    One thought on “Into the American Woods: Negotiations on the Pennsylvania Frontier”

    1. This is a masterful history of the treaties, conferences, conflicts, violence, and facade of agreement that existed on the Pennsylvania frontier and Ohio country in the late seventeenth and eighteenth century. Merrell is an impressive historian and a master story teller, and this book showcases both talents.

    2. Well researched and fascinating read of the people-groups relationships in early Pennsylvania and the go-betweens that fostered those relationships. The pacing was slow in places, and the organization of the material caused it to jump around in dates which got confusing (each chapter would trace the development of a specific topic throughout the time period under study) Also, the author seemed to have a one-sided opinion on where each side "really" stood -- for example, most of the characters wo [...]

    3. William Penn, founder of the Pennsylvania Colony, was an idealist. He sincerely believed that all men, no matter how different, could live together in peace, and he based the Indian policy of his colony on that principle. A 1701 treaty between Penn's colony and the Conestogas Indians was typical; in it both sides pledged "that they shall forever hereafter be as one Head & One Heart, & live in true Friendship & Amity as one People." Penn went on to promise "for himself, his heirs and [...]

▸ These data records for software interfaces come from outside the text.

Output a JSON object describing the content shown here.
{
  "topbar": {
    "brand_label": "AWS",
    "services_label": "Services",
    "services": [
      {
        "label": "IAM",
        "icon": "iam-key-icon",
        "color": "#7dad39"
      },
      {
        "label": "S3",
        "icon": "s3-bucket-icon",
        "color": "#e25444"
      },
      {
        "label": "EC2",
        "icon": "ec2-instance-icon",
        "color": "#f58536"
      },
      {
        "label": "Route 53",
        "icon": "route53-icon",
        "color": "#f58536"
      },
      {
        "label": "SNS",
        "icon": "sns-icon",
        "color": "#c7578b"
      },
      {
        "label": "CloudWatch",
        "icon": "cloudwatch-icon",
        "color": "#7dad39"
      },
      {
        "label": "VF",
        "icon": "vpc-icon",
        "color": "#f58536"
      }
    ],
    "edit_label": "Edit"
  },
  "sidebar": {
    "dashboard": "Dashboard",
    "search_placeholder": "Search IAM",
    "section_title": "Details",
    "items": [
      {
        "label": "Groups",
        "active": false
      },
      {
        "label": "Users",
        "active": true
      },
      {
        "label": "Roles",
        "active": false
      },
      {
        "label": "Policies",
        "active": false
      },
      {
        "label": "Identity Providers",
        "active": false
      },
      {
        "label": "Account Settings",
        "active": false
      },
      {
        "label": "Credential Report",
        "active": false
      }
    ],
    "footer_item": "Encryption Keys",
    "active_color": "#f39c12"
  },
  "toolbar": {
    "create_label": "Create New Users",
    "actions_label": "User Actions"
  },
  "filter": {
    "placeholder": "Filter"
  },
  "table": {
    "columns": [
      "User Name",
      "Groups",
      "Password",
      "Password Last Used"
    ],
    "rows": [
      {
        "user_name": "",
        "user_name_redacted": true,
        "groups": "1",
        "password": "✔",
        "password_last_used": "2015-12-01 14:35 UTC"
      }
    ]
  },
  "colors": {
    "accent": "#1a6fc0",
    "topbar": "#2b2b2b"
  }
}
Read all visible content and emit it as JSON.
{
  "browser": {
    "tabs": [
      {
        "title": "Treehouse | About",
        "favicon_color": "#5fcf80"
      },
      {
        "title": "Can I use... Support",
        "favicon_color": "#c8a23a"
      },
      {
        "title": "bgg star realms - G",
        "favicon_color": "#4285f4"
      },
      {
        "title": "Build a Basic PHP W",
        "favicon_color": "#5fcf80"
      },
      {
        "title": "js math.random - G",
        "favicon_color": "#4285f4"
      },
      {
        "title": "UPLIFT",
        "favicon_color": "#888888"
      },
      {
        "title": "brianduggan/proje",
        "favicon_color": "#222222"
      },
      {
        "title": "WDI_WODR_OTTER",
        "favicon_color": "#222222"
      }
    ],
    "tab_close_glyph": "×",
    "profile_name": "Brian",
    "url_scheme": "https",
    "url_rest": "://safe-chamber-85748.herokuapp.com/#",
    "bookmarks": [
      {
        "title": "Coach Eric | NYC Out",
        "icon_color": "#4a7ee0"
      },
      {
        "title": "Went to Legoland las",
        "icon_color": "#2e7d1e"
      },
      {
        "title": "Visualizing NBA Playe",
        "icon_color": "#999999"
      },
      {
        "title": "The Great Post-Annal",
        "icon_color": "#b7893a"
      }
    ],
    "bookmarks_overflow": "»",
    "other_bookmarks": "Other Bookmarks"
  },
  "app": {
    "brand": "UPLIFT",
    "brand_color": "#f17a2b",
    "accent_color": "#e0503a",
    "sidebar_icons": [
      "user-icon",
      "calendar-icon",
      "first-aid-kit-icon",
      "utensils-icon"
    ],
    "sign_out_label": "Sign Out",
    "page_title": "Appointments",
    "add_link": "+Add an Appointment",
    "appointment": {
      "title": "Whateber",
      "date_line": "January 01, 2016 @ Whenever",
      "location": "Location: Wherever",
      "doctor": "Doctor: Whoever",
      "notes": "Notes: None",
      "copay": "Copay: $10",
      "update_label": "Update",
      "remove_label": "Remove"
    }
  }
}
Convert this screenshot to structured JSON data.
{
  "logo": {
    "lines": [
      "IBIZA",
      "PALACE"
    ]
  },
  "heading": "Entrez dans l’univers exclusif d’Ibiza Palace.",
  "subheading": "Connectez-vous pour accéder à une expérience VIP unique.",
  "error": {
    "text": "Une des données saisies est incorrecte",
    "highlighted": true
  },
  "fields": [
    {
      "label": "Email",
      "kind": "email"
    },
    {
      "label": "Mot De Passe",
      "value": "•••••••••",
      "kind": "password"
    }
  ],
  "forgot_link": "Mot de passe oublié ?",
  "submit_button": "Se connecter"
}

    4. James Merrill’s 1999 work Into the American Woods focuses on the diplomatic boundary crossers and go-betweens who facilitated treaty making between different Indian groups and colonists in 17th and 18th century Pennsylvania. “Before a speaker could rise, wampum in hand, to open a treaty session, before a scribe’s pen even began to scratch its way down a page, there was a vital round of journeys taken, meals shared, letters scribbled, beads strung, speeches drafted, and squabbles settled. T [...]

    5. The world of negotiators on the frontier is one that I knew little about, and as such I learned much from this book. I didn't realize prior to reading it that this book was very narrowly focused on the negotiators themselves rather than attempting to cover a broader history of Pennsylvania in the 1700s. Given that, I would likely have benefited from reading a more general history first and then tackling this book. Even things as momentous as the French and Indian War, which I fortunately had don [...]

    6. Merrell fully brings the reader into 18th century Pennsylvania as he explains the relationships between Indians and colonists while focusing on the intermediaries, a difficult group to define and give voice to. His use of primary source material is excellent.

    7. Covers an aspect of Colonial days touched on only tangentially, if at all, in most histories: the white woodsmen who served as intermediaries between the settlers, he Pennsylvania government and the Indians. Remarkable men, most remarkable for living and acting as they did with little real payback.

    8. It's hard to imagine that the frontier used to mean eastern Pennsylvania. This title takes us back to the beginnings of Indian treaties and the promises made and unmade in early colonial history. Well documented. Good read but it did take me some time. I had to handle it in chunks.

    9. Re-read October 2011 for HST 301: Graduate HistoriographyJust as enjoyable the second time around. Re-read September 2013 for HST 301.

    Leave a Reply

    Your email address will not be published. Required fields are marked *